▸ WHAT IS REQUIRED: Take from the records below each line that holds "great".

▸ SOURCE MATERIAL:
::::

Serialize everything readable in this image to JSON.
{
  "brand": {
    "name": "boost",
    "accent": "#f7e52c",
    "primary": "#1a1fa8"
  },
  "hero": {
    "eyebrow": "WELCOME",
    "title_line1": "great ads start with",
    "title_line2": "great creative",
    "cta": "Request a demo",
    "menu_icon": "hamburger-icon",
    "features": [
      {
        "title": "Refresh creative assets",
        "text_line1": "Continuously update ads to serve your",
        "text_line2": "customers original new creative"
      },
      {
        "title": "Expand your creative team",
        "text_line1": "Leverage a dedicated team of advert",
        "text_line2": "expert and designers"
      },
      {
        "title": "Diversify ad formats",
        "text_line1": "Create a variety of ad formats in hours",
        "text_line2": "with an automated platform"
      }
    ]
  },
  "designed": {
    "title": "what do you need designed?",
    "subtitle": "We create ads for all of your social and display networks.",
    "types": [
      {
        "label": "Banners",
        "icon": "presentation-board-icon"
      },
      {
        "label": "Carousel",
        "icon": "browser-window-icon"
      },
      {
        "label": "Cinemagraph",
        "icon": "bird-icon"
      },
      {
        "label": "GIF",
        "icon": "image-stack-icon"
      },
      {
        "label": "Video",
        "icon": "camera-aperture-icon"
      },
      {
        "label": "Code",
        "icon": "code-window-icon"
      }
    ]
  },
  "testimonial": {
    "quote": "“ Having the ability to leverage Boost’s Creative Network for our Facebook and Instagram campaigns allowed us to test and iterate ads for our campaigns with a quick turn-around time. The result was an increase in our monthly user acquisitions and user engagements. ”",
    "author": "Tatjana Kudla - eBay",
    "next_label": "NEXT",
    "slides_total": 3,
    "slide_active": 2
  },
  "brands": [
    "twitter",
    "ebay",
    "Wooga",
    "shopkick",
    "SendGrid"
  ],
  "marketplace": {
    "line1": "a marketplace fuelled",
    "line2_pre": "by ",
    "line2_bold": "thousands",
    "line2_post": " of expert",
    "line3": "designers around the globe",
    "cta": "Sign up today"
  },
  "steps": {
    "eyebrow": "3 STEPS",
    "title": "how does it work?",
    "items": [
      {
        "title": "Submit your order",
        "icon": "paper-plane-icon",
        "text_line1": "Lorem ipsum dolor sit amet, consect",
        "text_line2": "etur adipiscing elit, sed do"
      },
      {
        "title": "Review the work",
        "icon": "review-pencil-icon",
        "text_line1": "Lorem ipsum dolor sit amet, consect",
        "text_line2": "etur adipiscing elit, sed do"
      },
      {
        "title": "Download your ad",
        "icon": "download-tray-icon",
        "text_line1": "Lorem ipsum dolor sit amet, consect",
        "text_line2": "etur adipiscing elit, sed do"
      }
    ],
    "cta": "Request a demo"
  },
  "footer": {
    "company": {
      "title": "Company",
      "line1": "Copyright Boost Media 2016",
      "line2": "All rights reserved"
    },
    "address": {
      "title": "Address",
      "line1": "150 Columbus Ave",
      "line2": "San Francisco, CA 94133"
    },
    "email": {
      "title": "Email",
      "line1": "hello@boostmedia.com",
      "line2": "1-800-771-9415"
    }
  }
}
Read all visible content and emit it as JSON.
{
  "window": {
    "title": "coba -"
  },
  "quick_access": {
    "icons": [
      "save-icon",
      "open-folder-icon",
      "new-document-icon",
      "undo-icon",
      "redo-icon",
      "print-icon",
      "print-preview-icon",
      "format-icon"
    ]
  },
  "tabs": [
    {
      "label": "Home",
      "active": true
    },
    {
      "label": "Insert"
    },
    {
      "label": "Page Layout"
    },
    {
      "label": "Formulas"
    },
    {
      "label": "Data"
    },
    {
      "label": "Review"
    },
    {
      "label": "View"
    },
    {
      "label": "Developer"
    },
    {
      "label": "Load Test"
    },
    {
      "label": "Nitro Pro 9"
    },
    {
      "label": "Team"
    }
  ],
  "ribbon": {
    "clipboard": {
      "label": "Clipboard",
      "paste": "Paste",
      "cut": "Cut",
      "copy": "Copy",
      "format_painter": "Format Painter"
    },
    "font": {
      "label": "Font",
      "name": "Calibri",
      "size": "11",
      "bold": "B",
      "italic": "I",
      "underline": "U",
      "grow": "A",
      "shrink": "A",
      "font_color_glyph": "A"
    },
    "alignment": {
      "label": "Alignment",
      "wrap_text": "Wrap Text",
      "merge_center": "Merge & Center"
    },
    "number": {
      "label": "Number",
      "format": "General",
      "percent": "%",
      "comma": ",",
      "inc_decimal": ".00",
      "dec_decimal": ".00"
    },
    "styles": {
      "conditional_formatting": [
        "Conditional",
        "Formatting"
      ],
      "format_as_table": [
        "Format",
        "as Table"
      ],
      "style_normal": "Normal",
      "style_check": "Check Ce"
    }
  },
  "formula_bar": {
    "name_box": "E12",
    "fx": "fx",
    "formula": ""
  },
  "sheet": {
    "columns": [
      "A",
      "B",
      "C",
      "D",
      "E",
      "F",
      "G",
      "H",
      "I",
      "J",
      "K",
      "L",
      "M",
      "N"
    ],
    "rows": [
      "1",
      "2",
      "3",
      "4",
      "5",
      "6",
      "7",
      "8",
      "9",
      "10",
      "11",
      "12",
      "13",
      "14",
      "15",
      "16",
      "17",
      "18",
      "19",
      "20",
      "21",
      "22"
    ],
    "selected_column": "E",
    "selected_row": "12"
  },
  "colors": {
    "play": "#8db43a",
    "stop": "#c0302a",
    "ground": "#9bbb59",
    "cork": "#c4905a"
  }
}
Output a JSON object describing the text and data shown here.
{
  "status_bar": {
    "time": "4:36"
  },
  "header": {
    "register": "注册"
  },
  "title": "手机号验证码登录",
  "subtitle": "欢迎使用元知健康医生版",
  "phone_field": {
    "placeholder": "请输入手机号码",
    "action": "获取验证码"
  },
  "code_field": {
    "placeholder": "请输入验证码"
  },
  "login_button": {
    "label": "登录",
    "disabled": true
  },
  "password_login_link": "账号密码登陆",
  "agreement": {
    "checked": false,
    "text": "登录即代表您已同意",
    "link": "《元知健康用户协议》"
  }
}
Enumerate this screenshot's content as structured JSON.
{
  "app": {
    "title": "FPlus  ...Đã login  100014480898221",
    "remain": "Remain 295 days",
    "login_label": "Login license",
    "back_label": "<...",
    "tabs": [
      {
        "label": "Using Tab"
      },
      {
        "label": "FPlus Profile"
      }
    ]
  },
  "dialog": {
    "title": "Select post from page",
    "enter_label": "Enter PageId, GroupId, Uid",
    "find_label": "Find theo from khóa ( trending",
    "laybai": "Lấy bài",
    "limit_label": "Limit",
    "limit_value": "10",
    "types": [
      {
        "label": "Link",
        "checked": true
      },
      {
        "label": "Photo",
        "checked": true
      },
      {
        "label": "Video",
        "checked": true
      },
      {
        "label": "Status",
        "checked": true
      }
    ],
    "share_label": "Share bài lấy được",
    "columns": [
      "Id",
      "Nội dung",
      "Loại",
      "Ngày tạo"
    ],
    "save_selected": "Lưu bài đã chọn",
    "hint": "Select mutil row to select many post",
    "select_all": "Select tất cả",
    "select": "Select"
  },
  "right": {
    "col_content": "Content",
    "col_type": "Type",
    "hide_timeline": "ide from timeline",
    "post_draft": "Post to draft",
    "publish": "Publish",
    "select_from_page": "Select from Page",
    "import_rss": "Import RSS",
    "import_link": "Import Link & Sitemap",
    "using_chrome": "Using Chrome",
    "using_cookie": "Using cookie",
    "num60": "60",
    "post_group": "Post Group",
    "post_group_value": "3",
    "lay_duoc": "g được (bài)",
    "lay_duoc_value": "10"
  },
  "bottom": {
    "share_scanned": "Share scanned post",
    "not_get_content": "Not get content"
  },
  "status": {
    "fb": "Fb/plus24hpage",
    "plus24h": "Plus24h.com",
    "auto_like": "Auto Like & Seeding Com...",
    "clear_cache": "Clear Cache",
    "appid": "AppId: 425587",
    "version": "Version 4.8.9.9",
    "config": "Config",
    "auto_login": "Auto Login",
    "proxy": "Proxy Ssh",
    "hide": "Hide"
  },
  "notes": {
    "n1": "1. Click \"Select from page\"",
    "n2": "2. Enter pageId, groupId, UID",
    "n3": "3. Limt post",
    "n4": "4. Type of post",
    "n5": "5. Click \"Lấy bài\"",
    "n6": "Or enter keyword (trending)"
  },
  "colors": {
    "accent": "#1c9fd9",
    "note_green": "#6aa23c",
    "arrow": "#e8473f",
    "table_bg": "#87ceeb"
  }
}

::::

▸ WRITTEN ANSWER:
    "title_line1": "great ads start with",
    "title_line2": "great creative",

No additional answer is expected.